WHAT NEEDS TO BE DONE.
Find the string "Minute" in the data, and copy out each line that has it.

:: SUPPLIED ENTRIES ::

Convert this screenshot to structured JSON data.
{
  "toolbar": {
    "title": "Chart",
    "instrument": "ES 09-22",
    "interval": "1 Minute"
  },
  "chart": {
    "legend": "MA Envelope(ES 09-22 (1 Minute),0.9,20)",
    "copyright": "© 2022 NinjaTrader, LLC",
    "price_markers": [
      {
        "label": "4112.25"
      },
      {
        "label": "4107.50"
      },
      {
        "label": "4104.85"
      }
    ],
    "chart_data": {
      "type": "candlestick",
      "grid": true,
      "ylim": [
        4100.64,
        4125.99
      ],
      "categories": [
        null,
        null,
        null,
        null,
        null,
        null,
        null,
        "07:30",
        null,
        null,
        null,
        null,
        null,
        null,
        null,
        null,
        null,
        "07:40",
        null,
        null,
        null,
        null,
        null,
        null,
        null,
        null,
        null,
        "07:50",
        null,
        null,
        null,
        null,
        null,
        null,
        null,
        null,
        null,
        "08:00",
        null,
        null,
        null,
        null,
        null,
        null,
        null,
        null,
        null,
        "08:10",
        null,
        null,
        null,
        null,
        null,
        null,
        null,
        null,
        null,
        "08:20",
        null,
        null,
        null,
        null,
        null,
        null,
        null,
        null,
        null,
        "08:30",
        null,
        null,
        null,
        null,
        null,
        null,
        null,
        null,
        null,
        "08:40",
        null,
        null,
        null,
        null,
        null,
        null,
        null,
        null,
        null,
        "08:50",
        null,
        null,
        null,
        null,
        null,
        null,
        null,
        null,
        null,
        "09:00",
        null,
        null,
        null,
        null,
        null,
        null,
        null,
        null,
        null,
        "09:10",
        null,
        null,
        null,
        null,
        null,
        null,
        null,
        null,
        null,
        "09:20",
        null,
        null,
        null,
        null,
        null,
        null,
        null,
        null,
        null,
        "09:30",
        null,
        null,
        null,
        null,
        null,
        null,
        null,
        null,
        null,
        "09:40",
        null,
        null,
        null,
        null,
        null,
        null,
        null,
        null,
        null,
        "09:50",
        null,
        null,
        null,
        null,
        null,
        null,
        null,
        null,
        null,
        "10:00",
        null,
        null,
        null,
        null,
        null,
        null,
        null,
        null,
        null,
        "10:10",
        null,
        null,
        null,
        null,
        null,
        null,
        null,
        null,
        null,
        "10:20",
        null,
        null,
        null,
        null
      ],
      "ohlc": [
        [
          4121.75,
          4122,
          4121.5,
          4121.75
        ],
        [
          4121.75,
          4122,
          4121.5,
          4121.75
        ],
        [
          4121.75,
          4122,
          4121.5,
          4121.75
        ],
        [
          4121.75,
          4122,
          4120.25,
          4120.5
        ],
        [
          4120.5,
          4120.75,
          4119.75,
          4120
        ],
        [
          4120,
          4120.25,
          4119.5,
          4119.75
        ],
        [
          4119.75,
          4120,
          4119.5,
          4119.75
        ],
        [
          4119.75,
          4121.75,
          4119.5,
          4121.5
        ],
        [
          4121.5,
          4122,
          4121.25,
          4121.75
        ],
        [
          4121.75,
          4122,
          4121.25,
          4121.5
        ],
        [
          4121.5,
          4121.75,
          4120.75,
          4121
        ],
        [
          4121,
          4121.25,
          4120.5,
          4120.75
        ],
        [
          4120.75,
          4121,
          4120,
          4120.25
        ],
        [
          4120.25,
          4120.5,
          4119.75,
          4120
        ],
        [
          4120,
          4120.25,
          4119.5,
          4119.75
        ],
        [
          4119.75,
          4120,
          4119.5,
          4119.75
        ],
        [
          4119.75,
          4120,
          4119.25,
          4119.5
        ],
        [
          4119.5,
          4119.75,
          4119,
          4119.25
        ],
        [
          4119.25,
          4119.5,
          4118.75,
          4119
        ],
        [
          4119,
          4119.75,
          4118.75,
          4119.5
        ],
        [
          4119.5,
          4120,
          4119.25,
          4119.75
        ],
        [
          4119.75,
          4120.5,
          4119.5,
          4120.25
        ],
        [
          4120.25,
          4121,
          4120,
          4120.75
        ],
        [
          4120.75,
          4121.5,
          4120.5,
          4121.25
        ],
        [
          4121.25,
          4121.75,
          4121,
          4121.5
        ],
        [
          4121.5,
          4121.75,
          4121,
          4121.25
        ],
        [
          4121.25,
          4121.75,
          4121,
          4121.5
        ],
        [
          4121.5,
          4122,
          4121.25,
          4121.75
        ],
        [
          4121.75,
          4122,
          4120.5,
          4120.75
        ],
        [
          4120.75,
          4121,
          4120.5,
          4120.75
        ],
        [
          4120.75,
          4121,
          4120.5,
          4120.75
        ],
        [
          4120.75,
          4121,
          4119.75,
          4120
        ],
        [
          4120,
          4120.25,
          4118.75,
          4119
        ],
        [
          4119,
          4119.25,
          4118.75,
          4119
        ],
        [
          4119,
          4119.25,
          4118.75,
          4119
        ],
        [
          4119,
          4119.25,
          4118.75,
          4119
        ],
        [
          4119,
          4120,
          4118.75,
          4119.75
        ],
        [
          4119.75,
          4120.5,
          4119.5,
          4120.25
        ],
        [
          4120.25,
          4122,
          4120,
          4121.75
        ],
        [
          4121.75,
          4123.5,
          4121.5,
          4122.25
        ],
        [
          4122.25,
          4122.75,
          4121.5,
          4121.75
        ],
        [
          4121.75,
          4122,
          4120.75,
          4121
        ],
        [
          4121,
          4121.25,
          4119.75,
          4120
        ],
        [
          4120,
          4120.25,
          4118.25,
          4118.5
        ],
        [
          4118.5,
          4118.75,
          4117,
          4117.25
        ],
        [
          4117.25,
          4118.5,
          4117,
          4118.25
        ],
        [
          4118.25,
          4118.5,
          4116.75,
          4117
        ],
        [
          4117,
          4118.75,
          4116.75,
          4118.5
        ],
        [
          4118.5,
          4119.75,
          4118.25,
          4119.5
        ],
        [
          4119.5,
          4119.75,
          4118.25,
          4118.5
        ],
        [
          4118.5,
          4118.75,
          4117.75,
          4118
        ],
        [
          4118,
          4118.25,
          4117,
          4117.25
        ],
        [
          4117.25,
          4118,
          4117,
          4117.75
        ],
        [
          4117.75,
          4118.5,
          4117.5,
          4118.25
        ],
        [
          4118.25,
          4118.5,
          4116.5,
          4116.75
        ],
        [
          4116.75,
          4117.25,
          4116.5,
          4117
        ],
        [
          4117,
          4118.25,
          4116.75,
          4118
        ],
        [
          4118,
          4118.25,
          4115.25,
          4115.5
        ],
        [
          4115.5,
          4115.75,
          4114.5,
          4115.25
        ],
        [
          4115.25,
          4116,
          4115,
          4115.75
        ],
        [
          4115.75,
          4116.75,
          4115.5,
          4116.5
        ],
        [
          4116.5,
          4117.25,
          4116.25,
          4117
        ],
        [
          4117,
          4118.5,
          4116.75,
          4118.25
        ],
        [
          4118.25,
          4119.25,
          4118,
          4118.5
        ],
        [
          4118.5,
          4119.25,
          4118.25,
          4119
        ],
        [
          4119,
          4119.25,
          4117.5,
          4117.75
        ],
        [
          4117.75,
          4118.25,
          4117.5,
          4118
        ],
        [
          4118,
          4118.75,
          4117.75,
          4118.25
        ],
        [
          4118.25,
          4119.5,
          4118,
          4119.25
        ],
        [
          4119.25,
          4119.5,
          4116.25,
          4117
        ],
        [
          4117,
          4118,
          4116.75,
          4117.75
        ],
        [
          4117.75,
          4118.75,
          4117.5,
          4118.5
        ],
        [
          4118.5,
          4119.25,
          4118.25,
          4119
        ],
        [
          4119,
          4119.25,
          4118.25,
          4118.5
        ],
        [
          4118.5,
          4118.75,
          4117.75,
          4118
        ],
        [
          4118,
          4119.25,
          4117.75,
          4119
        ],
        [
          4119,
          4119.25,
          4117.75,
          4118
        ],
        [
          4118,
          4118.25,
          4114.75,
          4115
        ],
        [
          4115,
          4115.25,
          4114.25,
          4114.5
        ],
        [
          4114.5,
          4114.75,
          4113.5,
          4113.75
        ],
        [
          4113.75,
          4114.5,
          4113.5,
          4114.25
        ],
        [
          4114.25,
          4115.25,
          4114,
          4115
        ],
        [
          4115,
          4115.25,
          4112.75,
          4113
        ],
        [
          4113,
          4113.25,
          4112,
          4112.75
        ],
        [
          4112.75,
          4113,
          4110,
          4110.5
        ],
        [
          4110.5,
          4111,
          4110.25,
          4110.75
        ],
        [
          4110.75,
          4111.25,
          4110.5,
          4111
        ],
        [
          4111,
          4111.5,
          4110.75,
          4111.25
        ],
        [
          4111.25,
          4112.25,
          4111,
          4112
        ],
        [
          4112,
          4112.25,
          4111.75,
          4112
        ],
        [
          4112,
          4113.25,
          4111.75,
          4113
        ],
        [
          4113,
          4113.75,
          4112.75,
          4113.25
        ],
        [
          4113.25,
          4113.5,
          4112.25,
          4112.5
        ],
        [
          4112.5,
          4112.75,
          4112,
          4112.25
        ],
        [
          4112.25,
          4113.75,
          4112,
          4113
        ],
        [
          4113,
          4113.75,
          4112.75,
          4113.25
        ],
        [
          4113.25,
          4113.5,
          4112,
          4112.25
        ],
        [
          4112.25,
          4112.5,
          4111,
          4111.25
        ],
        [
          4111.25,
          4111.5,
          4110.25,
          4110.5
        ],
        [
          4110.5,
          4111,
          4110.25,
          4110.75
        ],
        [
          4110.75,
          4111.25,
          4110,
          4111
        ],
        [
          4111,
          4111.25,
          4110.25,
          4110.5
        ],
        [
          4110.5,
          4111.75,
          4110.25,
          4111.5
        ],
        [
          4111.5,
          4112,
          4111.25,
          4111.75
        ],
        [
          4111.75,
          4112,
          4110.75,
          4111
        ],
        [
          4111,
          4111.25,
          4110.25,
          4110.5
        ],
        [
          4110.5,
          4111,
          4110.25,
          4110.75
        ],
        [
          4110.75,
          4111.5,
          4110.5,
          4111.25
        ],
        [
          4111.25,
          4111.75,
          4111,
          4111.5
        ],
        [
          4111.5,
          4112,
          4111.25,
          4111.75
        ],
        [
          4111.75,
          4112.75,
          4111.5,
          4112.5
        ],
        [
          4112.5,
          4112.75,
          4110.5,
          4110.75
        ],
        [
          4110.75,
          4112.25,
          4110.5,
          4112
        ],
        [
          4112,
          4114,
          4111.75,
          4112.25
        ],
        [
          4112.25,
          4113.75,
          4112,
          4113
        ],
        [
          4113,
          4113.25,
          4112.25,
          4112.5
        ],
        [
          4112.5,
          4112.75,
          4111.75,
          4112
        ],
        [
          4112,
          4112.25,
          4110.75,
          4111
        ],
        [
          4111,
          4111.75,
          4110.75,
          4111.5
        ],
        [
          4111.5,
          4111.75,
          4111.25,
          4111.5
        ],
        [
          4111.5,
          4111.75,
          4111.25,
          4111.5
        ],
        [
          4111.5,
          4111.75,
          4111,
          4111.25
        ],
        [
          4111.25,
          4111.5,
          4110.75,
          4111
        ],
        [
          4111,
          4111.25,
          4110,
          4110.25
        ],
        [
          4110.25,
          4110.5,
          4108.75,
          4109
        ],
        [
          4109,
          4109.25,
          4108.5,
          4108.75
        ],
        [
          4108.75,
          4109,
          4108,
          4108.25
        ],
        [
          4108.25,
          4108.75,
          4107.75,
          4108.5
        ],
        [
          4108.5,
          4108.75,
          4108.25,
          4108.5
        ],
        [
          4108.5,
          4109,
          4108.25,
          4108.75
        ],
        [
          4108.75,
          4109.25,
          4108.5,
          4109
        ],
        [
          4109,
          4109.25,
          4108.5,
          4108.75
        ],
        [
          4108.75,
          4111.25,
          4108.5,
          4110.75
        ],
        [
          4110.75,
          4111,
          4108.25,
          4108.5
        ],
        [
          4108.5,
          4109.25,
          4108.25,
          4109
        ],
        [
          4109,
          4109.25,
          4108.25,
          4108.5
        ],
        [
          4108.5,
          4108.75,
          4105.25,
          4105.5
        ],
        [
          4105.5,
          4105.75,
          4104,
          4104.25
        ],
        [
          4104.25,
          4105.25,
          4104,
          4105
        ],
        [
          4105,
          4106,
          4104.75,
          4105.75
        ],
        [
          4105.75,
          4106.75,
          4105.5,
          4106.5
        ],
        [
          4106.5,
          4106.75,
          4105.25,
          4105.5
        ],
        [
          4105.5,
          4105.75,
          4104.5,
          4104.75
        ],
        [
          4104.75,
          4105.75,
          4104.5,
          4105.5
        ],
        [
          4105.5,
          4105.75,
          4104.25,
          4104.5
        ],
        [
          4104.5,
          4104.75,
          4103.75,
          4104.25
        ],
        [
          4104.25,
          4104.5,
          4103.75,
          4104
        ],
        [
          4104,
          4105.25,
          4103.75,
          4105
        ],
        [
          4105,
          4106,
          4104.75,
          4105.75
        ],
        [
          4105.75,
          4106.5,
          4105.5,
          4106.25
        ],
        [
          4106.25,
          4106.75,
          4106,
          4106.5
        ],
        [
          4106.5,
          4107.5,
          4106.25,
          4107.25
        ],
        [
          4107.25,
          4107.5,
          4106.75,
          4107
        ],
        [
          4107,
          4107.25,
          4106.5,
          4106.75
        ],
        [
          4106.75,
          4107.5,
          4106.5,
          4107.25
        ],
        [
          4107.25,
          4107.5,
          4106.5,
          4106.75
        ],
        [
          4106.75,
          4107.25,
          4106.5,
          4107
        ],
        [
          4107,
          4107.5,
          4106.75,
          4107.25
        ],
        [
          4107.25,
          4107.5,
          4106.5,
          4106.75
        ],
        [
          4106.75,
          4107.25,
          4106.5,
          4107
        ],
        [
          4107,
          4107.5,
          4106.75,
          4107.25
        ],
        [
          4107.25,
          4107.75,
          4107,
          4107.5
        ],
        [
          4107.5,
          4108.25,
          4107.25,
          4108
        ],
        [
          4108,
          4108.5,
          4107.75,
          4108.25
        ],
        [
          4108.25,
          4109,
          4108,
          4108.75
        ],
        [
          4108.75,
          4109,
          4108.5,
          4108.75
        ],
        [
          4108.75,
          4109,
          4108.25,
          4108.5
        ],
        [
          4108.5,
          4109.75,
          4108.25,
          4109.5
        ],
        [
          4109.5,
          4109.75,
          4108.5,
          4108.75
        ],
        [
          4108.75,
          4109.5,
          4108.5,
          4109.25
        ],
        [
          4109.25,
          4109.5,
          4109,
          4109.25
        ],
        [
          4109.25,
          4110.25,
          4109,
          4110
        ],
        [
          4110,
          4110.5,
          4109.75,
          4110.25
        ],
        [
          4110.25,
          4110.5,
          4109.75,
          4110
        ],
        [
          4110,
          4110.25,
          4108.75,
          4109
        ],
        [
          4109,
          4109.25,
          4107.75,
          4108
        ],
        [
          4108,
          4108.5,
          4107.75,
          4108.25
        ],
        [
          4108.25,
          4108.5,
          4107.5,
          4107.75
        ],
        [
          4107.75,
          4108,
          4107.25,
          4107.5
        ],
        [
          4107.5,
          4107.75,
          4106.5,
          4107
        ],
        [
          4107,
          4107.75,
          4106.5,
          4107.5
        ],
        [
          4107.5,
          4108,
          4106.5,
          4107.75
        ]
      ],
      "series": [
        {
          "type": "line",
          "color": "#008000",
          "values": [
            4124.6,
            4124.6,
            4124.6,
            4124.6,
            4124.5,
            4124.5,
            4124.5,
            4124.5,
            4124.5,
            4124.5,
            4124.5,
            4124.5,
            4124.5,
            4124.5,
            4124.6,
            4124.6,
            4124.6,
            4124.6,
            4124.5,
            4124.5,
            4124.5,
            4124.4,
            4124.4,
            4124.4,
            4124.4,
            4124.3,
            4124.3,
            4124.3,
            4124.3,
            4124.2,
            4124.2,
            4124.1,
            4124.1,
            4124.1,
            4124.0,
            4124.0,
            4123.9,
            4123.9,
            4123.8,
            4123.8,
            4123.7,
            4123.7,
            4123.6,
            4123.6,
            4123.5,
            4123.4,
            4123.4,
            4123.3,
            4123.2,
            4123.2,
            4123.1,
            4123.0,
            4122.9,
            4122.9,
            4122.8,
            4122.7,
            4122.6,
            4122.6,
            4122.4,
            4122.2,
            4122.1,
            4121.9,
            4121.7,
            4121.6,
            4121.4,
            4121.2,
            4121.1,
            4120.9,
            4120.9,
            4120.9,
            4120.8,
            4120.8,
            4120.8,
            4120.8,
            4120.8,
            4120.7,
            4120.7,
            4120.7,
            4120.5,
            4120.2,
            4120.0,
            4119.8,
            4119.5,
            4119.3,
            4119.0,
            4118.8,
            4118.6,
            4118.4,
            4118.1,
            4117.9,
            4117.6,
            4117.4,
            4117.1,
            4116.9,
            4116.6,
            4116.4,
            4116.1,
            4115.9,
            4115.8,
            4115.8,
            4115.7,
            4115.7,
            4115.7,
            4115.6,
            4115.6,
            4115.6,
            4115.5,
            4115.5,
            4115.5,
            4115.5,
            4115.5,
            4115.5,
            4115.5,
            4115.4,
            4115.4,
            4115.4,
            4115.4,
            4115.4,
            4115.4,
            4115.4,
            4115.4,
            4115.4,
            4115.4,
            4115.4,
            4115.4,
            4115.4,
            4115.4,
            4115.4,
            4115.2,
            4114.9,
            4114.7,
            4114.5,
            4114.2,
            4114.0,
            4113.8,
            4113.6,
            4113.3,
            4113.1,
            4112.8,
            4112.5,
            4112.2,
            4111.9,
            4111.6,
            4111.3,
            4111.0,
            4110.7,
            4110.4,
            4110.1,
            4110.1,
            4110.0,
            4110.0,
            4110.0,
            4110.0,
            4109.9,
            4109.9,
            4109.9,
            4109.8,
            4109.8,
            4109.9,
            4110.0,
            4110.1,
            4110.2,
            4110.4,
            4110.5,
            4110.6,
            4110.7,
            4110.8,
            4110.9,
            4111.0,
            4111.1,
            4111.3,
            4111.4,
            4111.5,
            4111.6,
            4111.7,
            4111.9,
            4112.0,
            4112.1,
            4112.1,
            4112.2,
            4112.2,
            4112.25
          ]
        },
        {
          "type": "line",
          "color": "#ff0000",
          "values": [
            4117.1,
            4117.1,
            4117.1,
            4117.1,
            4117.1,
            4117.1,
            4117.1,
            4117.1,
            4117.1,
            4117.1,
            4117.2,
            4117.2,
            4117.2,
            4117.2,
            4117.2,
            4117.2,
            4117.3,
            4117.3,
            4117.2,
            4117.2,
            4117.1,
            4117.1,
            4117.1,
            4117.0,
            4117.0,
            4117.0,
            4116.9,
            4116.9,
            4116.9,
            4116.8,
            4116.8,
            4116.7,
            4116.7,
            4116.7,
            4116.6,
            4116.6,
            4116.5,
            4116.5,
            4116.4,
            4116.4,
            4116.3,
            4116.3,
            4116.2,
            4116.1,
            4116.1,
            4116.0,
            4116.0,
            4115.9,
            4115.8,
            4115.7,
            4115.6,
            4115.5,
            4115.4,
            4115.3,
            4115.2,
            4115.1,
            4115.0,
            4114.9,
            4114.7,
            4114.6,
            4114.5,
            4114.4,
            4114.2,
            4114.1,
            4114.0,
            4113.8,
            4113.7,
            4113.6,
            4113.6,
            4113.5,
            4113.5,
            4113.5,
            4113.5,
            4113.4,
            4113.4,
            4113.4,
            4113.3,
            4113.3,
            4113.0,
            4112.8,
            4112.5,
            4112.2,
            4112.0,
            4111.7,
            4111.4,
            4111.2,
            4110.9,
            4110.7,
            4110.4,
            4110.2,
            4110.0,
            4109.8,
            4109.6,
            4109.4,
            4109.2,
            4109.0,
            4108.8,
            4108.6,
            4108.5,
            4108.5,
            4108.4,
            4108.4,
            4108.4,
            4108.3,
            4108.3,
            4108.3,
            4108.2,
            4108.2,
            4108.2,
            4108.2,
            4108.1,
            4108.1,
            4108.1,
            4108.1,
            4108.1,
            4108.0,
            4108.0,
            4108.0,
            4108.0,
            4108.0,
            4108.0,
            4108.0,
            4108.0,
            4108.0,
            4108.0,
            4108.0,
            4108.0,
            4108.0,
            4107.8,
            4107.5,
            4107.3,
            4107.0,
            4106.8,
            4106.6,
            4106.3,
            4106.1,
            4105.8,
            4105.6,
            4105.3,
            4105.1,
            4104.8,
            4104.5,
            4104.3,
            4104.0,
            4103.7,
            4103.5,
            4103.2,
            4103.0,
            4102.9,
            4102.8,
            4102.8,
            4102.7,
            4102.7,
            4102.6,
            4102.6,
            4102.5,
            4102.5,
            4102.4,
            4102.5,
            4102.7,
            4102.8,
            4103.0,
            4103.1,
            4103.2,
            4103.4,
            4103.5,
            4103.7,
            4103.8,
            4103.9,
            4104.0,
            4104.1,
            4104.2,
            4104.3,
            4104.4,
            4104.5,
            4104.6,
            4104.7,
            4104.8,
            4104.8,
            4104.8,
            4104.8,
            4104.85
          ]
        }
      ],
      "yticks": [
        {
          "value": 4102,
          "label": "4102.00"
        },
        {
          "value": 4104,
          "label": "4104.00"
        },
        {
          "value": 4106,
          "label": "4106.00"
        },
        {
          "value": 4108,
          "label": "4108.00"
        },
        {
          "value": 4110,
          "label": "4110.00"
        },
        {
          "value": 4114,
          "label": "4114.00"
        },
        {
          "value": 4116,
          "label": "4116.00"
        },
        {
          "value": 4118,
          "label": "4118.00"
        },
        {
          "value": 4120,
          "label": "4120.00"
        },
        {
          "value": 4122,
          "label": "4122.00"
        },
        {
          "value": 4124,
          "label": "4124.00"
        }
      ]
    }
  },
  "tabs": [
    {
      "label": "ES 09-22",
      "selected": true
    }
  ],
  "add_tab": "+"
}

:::

EXERCISE RESPONSE.
    "interval": "1 Minute"
    "legend": "MA Envelope(ES 09-22 (1 Minute),0.9,20)",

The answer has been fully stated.